Drugs from the sea is an international workshop that gathers latest discoveries in field of marine organisms derived drugs. Some of leading researchers from this field will present their work.
Here is what I have found the most interesting:
David J. Newman from National Laboratory for Cancer Research, USA gave a talk with title Development of Leads to Become Drugs. He was talking about major problems in drug development from classical marine sources. He showed a brief history of marine compounds used in cancer treatment today and emphasizes the importance of chemical synthesis of compounds in order to overcome problem with supply.

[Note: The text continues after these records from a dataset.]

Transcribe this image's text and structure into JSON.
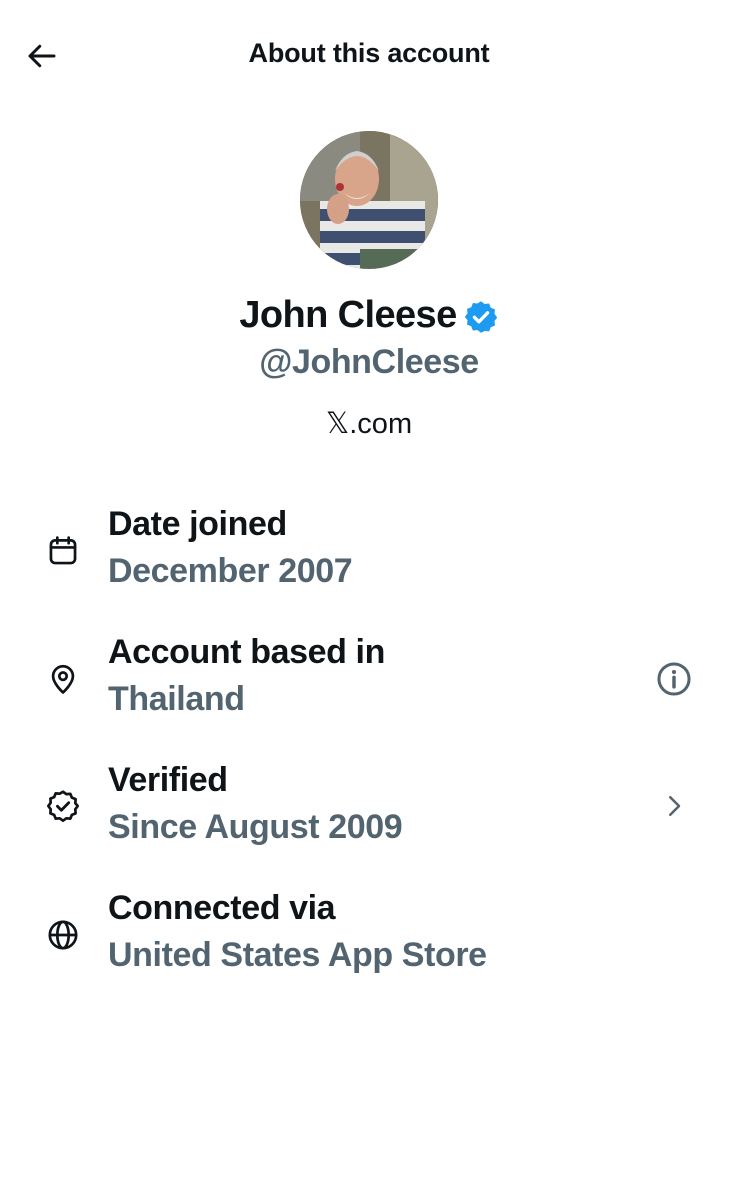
{
  "header": {
    "title": "About this account",
    "back_icon": "arrow-left-icon"
  },
  "profile": {
    "name": "John Cleese",
    "handle": "@JohnCleese",
    "site": "𝕏.com",
    "verified_badge_color": "#1d9bf0"
  },
  "info": [
    {
      "icon": "calendar-icon",
      "title": "Date joined",
      "value": "December 2007",
      "action": ""
    },
    {
      "icon": "location-pin-icon",
      "title": "Account based in",
      "value": "Thailand",
      "action": "info-icon"
    },
    {
      "icon": "verified-check-icon",
      "title": "Verified",
      "value": "Since August 2009",
      "action": "chevron-right-icon"
    },
    {
      "icon": "globe-icon",
      "title": "Connected via",
      "value": "United States App Store",
      "action": ""
    }
  ],
  "colors": {
    "text_primary": "#0f1419",
    "text_secondary": "#536471",
    "accent": "#1d9bf0",
    "background": "#ffffff"
  }
}
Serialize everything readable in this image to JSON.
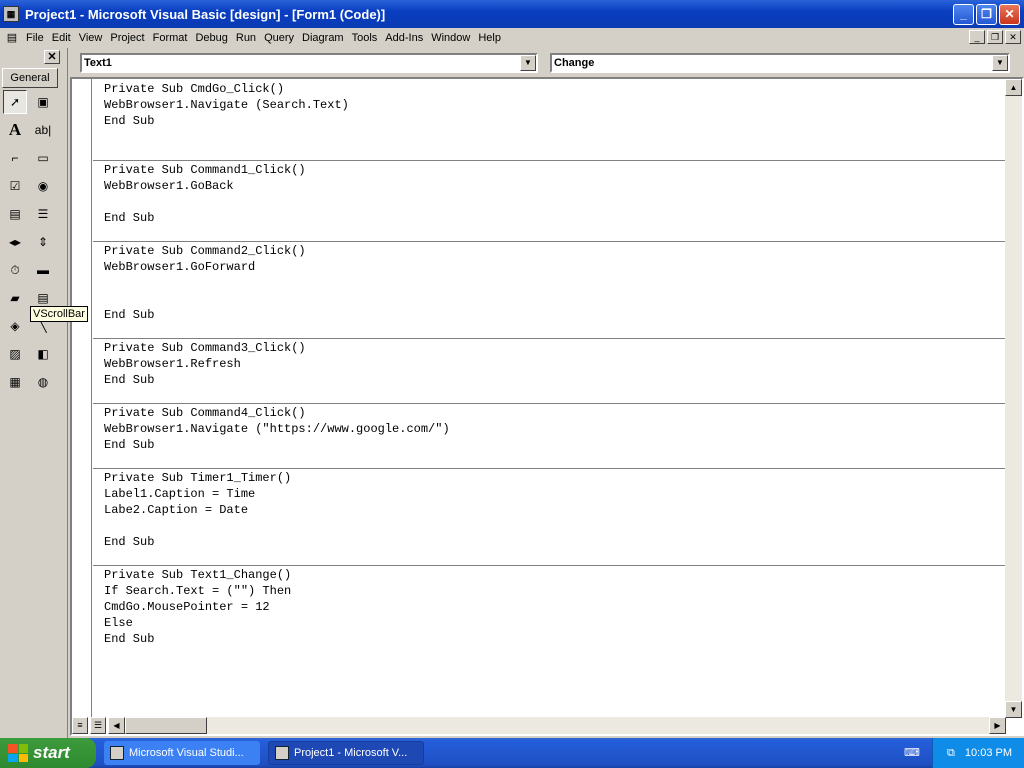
{
  "window": {
    "title": "Project1 - Microsoft Visual Basic [design] - [Form1 (Code)]"
  },
  "menu": [
    "File",
    "Edit",
    "View",
    "Project",
    "Format",
    "Debug",
    "Run",
    "Query",
    "Diagram",
    "Tools",
    "Add-Ins",
    "Window",
    "Help"
  ],
  "toolbox": {
    "tab": "General",
    "tooltip": "VScrollBar",
    "tools": [
      "pointer-icon",
      "picturebox-icon",
      "label-icon",
      "textbox-icon",
      "frame-icon",
      "commandbutton-icon",
      "checkbox-icon",
      "optionbutton-icon",
      "combobox-icon",
      "listbox-icon",
      "hscrollbar-icon",
      "vscrollbar-icon",
      "timer-icon",
      "drivelistbox-icon",
      "dirlistbox-icon",
      "filelistbox-icon",
      "shape-icon",
      "line-icon",
      "image-icon",
      "data-icon",
      "ole-icon",
      "webbrowser-icon"
    ]
  },
  "code_window": {
    "object_combo": "Text1",
    "procedure_combo": "Change",
    "procedures": [
      [
        "Private Sub CmdGo_Click()",
        "WebBrowser1.Navigate (Search.Text)",
        "End Sub",
        "",
        ""
      ],
      [
        "Private Sub Command1_Click()",
        "WebBrowser1.GoBack",
        "",
        "End Sub",
        ""
      ],
      [
        "Private Sub Command2_Click()",
        "WebBrowser1.GoForward",
        "",
        "",
        "End Sub",
        ""
      ],
      [
        "Private Sub Command3_Click()",
        "WebBrowser1.Refresh",
        "End Sub",
        ""
      ],
      [
        "Private Sub Command4_Click()",
        "WebBrowser1.Navigate (\"https://www.google.com/\")",
        "End Sub",
        ""
      ],
      [
        "Private Sub Timer1_Timer()",
        "Label1.Caption = Time",
        "Labe2.Caption = Date",
        "",
        "End Sub",
        ""
      ],
      [
        "Private Sub Text1_Change()",
        "If Search.Text = (\"\") Then",
        "CmdGo.MousePointer = 12",
        "Else",
        "End Sub"
      ]
    ]
  },
  "taskbar": {
    "start": "start",
    "tasks": [
      {
        "label": "Microsoft Visual Studi...",
        "active": false
      },
      {
        "label": "Project1 - Microsoft V...",
        "active": true
      }
    ],
    "clock": "10:03 PM"
  },
  "colors": {
    "title_bar": "#0a3ec0",
    "taskbar": "#245edb",
    "start": "#3c9b3c",
    "tray": "#0f8ce8"
  }
}
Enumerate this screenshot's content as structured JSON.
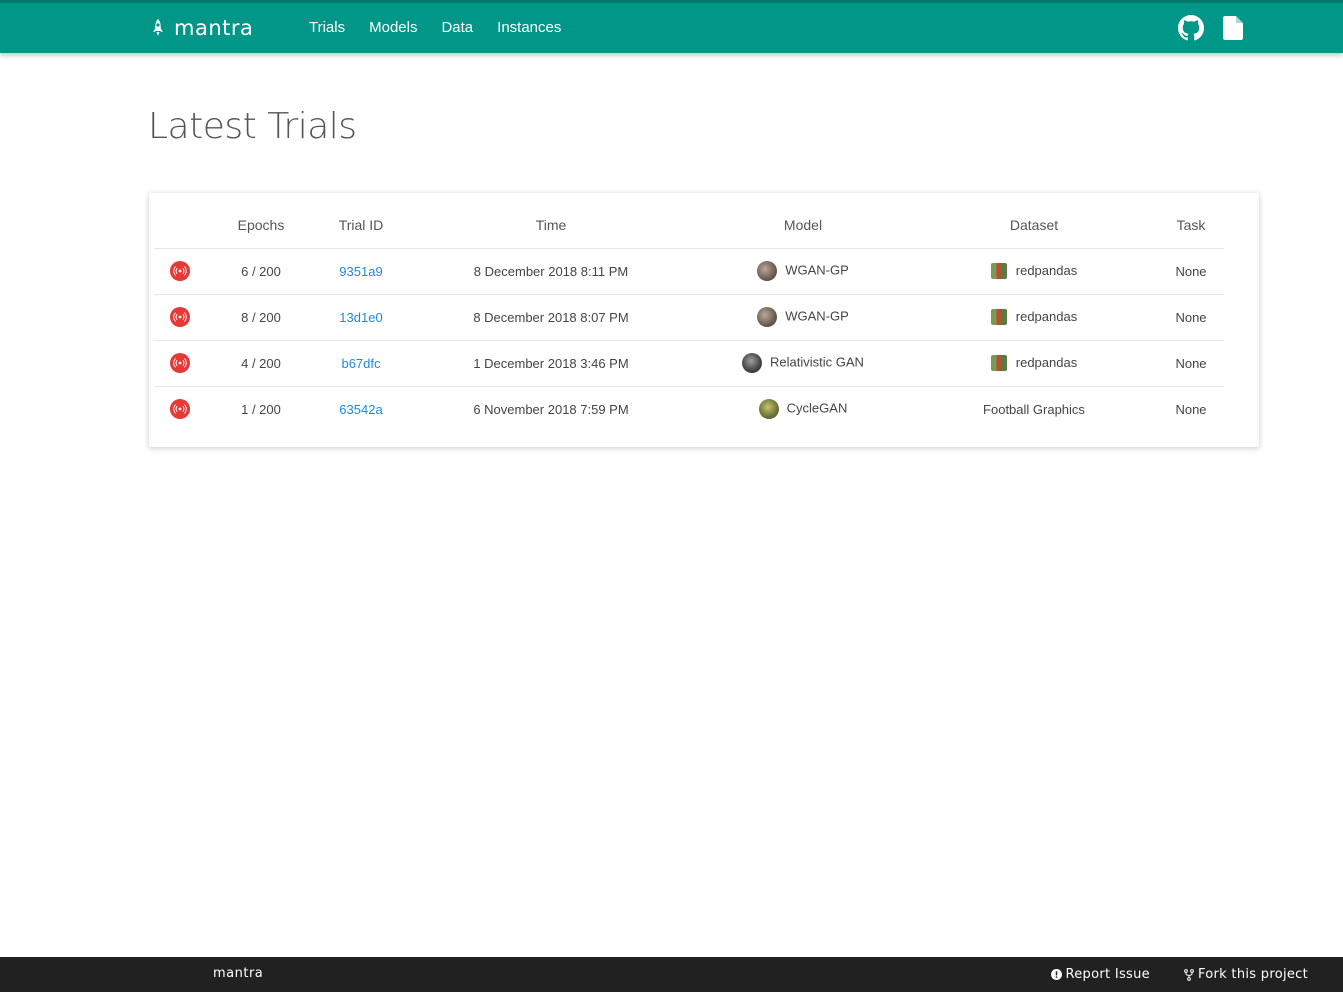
{
  "brand": {
    "name": "mantra",
    "logo_icon": "rocket-icon"
  },
  "nav": {
    "items": [
      {
        "label": "Trials"
      },
      {
        "label": "Models"
      },
      {
        "label": "Data"
      },
      {
        "label": "Instances"
      }
    ]
  },
  "nav_right": {
    "github_icon": "github-icon",
    "docs_icon": "document-icon"
  },
  "page": {
    "title": "Latest Trials"
  },
  "table": {
    "headers": [
      "",
      "Epochs",
      "Trial ID",
      "Time",
      "Model",
      "Dataset",
      "Task"
    ],
    "rows": [
      {
        "status_icon": "live-broadcast-icon",
        "epochs": "6 / 200",
        "trial_id": "9351a9",
        "time": "8 December 2018 8:11 PM",
        "model": "WGAN-GP",
        "dataset": "redpandas",
        "task": "None"
      },
      {
        "status_icon": "live-broadcast-icon",
        "epochs": "8 / 200",
        "trial_id": "13d1e0",
        "time": "8 December 2018 8:07 PM",
        "model": "WGAN-GP",
        "dataset": "redpandas",
        "task": "None"
      },
      {
        "status_icon": "live-broadcast-icon",
        "epochs": "4 / 200",
        "trial_id": "b67dfc",
        "time": "1 December 2018 3:46 PM",
        "model": "Relativistic GAN",
        "dataset": "redpandas",
        "task": "None"
      },
      {
        "status_icon": "live-broadcast-icon",
        "epochs": "1 / 200",
        "trial_id": "63542a",
        "time": "6 November 2018 7:59 PM",
        "model": "CycleGAN",
        "dataset": "Football Graphics",
        "task": "None"
      }
    ]
  },
  "footer": {
    "brand": "mantra",
    "report_issue": "Report Issue",
    "fork_project": "Fork this project"
  },
  "colors": {
    "primary": "#009688",
    "status_live": "#e53935",
    "link": "#1e88e5",
    "footer_bg": "#212121"
  }
}
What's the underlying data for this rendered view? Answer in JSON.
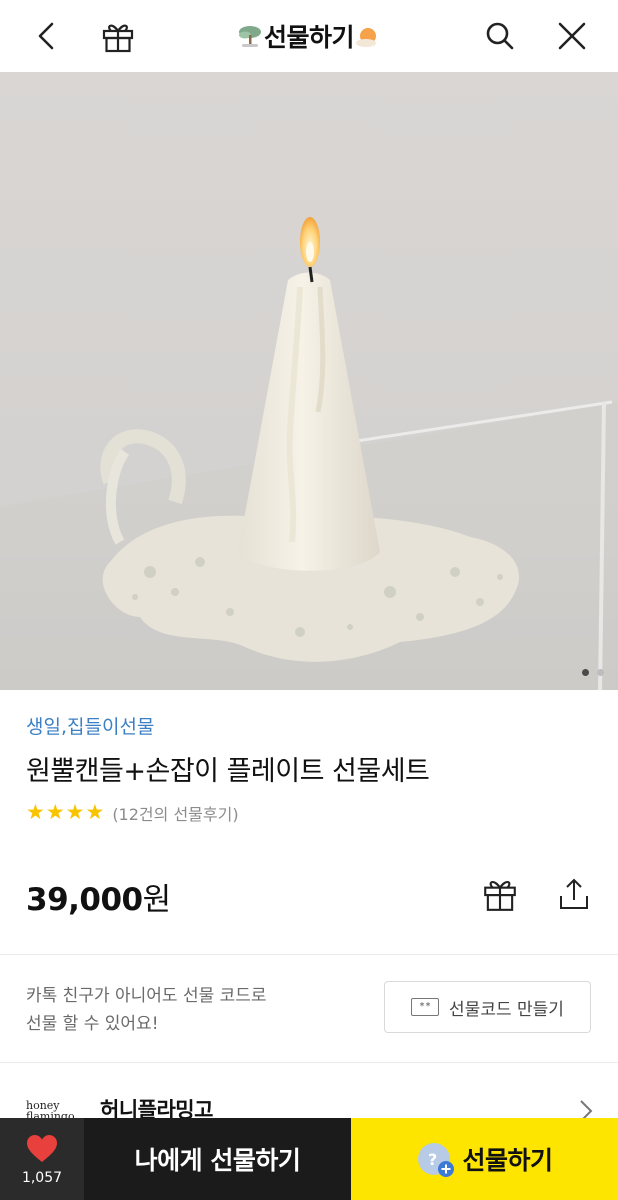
{
  "header": {
    "title": "선물하기",
    "icons": {
      "back": "back-chevron-icon",
      "gift": "gift-box-icon",
      "search": "search-icon",
      "close": "close-icon"
    }
  },
  "product": {
    "image_count": 2,
    "current_image": 1,
    "category": "생일,집들이선물",
    "name": "원뿔캔들+손잡이 플레이트 선물세트",
    "rating": 4,
    "review_text": "(12건의 선물후기)",
    "price_amount": "39,000",
    "price_unit": "원"
  },
  "gift_code": {
    "line1": "카톡 친구가 아니어도 선물 코드로",
    "line2": "선물 할 수 있어요!",
    "icon_text": "**",
    "button_label": "선물코드 만들기"
  },
  "brand": {
    "logo_line1": "honey",
    "logo_line2": "flamingo",
    "name": "허니플라밍고"
  },
  "bottom_bar": {
    "like_count": "1,057",
    "self_gift_label": "나에게 선물하기",
    "gift_label": "선물하기"
  },
  "colors": {
    "accent_yellow": "#fee500",
    "category_blue": "#3b7fc4",
    "heart_red": "#e8403c",
    "star_yellow": "#f8c400"
  }
}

Jörn Piel from Institute of Microbiology, Eidgenössische Technische Hochschule (ETH) Zurich, Switzerland was talking about Mining Uncultivated Symbiotic Bacteria with Metagenomic and Single-Cell Strategies. Using metagenomic and single-cell techniques, they provided in silico and functional evidence that a large number of sponge-derived bioactive polyketides and modified peptides are of bacterial origin. They showed that a single producer from Theonella swinhoei Y is a source of diverse compound families, including onnamides, polytheonamides, keramamides, cyclotheonamides, and nazumamides.
Marcel Jaspars from University of Aberdeen, Scotland presented chemoenzymatic synthesis of patellamides produced by seasquirt Lissoclinum patella cyanobacterial symbiont Prochloron sp. Chemoenzymatic synthesis of this compound is enabling production on large scale overcoming supply problems. They are currently developing system to generate a range of highly modified cyclic peptides with a range of ring sizes for biomedicinal applications.
During the workshop there was a poster session in which around 30 posters were presented. Micheal C. Wilson present metagenomic and single-cell genomic evidence that uncultivated sponge symbionts from a new candidate phylum with no cultured representatives have the capacity to produce numerous peptide and polyketide natural products. Gerardo Della Sala presented his results on compounds from the Caribbean sponge Smenospongia aurea which showed potent cytotoxic activity on lung cancer through a clear pro-apoptotic mechanism. Several posters described new compounds from marine organisms which show antibacterial activity.
During the workshop I had an oral presentation of my work. In my postdoctoral project I am exploring extracts from marine sponges. I am screening extracts from sponges collected from different locations for the capacity to trigger cell death in tumor cells. My aim is to identify compound from marine sponge which could be used as novel anti-cancer agents.
This conference was very advantageous for me as it gave me insight in marine biology, drug discovery and development of final product. I got a great input and many new ideas on how to continue with my research plan. I had the opportunity to make new contacts and discuss my results and further work with experts in the field. Taken together this conference was of great interest for my project and I would like to thank you for your support.